You could use the near ubiquitous YouTube to dig this up, or go through Stang TV and support a non world-dominating organization. Search Dennis Bailey + rollover + drag and you’ll probably be able to dig this up through a search engine, too. (Sorry, they wouldn't let us embed the vid here.)
Trapping with sub-five second times in the quarter-mile, the Pro 5.0 class is about as fast as you can go in a Mustang—in any stock-wheel-based dragster, really. That made it even harder on Mr. Bailey, who waited until the top of the run (at well over 200 mph), to tell his wheelie bars to fold up. At least that’s what it looked like—the YouTube isn’t the best quality.
As with lots of the best wreck action (as good as something this atrocious can be), many things happen in a very short amount of time. We see Dennis Bailey’s SN-95-bodied pre-stage, bring up the turbo against the trans-brake, stage, leave (rather nicely, I might add), and only at the top of the run (it’s the car in the far lane, in case you didn’t notice) do things go bad—quickly.
At the far end of the track, the front end lifts a little, then a little more, at which point the bars probably give up the ghost and things get bad. The car lifts up and over the K-rail, and proceeds to roll for at least ten more seconds. This is serious yard-sale wreckage, folks, so dig it while you can and it’s not you. This wreck got so much mileage we heard about it on a gearhead radio show in San Diego called Hank Watson’s Garage Hour. The good stuff gets mileage.
Monday, November 8, 2010 02:10
Checklists. Lots of checklists. There was also duct tape with critical notes written in Sharpie attached to the steering wheel. That’s what it was like when I was largely a one-man-racing band. (I often had some key assistance, from my mentor, championship team owner Bob Raub, but just as often I was alone.)

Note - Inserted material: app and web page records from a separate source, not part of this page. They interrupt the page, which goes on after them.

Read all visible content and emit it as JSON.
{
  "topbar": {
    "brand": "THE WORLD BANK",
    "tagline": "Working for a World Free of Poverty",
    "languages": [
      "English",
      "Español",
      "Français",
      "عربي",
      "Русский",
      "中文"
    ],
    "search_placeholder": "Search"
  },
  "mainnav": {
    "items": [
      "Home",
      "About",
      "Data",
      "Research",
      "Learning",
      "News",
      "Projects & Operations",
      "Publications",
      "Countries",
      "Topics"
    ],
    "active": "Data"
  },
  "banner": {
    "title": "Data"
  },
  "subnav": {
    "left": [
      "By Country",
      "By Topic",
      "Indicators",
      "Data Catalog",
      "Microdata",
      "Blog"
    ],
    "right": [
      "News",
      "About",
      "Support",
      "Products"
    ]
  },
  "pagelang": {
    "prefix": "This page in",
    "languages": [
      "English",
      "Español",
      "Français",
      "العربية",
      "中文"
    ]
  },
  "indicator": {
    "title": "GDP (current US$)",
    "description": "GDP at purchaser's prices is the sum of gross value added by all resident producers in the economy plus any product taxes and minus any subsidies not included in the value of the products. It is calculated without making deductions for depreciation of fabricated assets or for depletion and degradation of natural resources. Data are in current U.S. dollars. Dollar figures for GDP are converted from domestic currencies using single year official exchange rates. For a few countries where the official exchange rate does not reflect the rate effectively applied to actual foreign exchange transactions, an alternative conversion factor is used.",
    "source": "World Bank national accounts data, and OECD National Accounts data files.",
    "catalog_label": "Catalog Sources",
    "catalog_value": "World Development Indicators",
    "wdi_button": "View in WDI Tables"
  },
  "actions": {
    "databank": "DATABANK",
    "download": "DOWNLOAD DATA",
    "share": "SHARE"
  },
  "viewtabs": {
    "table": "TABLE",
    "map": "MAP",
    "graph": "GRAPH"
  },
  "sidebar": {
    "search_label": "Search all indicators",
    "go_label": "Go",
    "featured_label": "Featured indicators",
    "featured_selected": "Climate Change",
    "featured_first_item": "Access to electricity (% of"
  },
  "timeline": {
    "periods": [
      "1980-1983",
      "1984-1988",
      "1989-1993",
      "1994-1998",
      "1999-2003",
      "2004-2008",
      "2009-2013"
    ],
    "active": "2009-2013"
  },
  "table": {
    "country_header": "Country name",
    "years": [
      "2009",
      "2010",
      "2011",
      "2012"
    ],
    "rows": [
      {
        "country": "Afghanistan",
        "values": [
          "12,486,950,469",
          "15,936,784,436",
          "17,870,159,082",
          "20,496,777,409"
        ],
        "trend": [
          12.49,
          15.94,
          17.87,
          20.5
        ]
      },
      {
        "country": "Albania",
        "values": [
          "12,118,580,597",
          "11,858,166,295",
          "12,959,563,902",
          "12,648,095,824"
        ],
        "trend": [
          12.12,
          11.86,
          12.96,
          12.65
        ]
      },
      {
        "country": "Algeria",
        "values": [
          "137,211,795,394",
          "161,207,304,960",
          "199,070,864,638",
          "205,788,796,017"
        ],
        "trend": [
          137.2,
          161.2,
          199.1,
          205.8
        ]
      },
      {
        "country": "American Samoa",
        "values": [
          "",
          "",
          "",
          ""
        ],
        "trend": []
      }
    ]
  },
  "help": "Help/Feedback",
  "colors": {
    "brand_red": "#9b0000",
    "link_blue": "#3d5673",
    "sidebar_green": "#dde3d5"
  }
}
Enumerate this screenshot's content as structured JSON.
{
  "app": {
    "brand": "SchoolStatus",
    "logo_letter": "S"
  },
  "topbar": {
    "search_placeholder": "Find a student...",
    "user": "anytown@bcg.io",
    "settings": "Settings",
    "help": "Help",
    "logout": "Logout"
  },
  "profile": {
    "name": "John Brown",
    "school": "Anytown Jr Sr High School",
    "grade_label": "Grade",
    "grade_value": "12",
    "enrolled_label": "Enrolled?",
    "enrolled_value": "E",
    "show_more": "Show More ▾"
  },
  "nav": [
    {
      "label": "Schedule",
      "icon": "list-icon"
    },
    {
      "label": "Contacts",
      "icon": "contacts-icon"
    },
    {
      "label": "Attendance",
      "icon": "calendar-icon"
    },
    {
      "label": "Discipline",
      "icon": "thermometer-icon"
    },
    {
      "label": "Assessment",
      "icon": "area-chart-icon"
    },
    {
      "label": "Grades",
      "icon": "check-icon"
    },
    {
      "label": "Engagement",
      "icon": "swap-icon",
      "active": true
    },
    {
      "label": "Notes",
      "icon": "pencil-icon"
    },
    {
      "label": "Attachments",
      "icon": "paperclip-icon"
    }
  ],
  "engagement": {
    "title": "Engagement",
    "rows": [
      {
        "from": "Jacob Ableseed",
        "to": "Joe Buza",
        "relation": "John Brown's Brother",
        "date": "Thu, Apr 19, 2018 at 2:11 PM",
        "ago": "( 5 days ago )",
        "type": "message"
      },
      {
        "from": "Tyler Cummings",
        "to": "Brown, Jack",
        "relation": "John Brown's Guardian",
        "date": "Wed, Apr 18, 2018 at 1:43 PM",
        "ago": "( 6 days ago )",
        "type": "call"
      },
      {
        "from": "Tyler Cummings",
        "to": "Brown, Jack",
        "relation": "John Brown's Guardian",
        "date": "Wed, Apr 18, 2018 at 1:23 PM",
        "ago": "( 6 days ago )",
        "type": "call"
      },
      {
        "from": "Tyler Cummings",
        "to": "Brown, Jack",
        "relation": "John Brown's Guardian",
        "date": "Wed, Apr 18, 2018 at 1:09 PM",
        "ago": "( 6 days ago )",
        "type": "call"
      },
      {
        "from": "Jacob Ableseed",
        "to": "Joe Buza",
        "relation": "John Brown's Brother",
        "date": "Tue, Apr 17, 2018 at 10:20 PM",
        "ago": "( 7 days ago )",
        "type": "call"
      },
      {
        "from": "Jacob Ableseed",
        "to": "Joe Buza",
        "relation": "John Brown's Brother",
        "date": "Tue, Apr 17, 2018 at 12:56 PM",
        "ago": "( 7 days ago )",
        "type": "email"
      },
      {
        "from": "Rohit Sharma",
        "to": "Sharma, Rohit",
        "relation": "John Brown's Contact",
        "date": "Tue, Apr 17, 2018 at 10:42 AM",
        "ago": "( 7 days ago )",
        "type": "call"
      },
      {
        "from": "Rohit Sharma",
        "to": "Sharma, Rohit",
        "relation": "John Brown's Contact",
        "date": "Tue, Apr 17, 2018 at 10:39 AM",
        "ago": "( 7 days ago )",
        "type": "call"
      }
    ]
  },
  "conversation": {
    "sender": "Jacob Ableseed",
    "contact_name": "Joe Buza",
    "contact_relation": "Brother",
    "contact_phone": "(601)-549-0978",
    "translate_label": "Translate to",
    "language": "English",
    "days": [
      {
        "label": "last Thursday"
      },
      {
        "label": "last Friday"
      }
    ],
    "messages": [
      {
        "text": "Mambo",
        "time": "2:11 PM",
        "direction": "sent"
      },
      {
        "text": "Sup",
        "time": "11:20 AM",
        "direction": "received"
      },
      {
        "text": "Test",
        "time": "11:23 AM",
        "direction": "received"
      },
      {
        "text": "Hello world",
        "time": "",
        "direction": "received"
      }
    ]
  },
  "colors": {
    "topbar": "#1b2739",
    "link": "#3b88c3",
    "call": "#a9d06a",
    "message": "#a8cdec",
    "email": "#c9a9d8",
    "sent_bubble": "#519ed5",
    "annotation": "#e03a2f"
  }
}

The reason for all these reminders: You can lose a race because you forgot to fill the fuel tank or you can lose a race because you forgot to fill the transmission with gear oil. One’s a bit more expensive than the other. You can crash because you forgot to torque the wheels or you can crash before you forgot you’d just installed new brake pads. And you can make yourself an idiot-for-life by leaving your fishing tackle in your car’s trunk. (I didn’t do that. Pete, your secret is safe with me. Actually, no secret is safe with a journalist, so scratch that.) More...